*** Block opens ***

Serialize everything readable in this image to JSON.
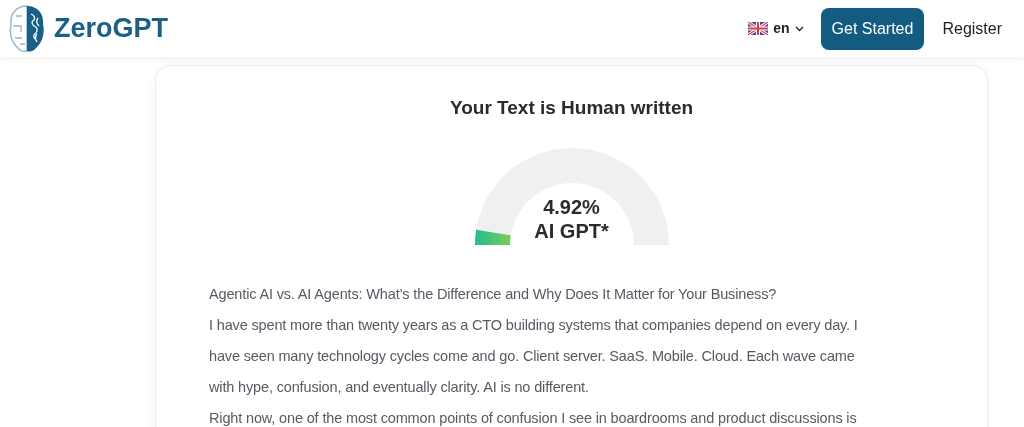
{
  "header": {
    "logo_text": "ZeroGPT",
    "language": "en",
    "get_started": "Get Started",
    "register": "Register"
  },
  "result": {
    "title": "Your Text is Human written",
    "gauge": {
      "percent": "4.92%",
      "label": "AI GPT*"
    }
  },
  "paragraphs": [
    "Agentic AI vs. AI Agents: What’s the Difference and Why Does It Matter for Your Business?",
    "I have spent more than twenty years as a CTO building systems that companies depend on every day. I have seen many technology cycles come and go. Client server. SaaS. Mobile. Cloud. Each wave came with hype, confusion, and eventually clarity. AI is no different.",
    "Right now, one of the most common points of confusion I see in boardrooms and product discussions is"
  ]
}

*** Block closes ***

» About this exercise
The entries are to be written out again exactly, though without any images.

» Your solution
Serialize everything readable in this image to JSON.
{
  "header": {
    "logo_text": "ZeroGPT",
    "language": "en",
    "get_started": "Get Started",
    "register": "Register"
  },
  "result": {
    "title": "Your Text is Human written",
    "gauge": {
      "percent": "4.92%",
      "label": "AI GPT*"
    }
  },
  "paragraphs": [
    "Agentic AI vs. AI Agents: What’s the Difference and Why Does It Matter for Your Business?",
    "I have spent more than twenty years as a CTO building systems that companies depend on every day. I have seen many technology cycles come and go. Client server. SaaS. Mobile. Cloud. Each wave came with hype, confusion, and eventually clarity. AI is no different.",
    "Right now, one of the most common points of confusion I see in boardrooms and product discussions is"
  ]
}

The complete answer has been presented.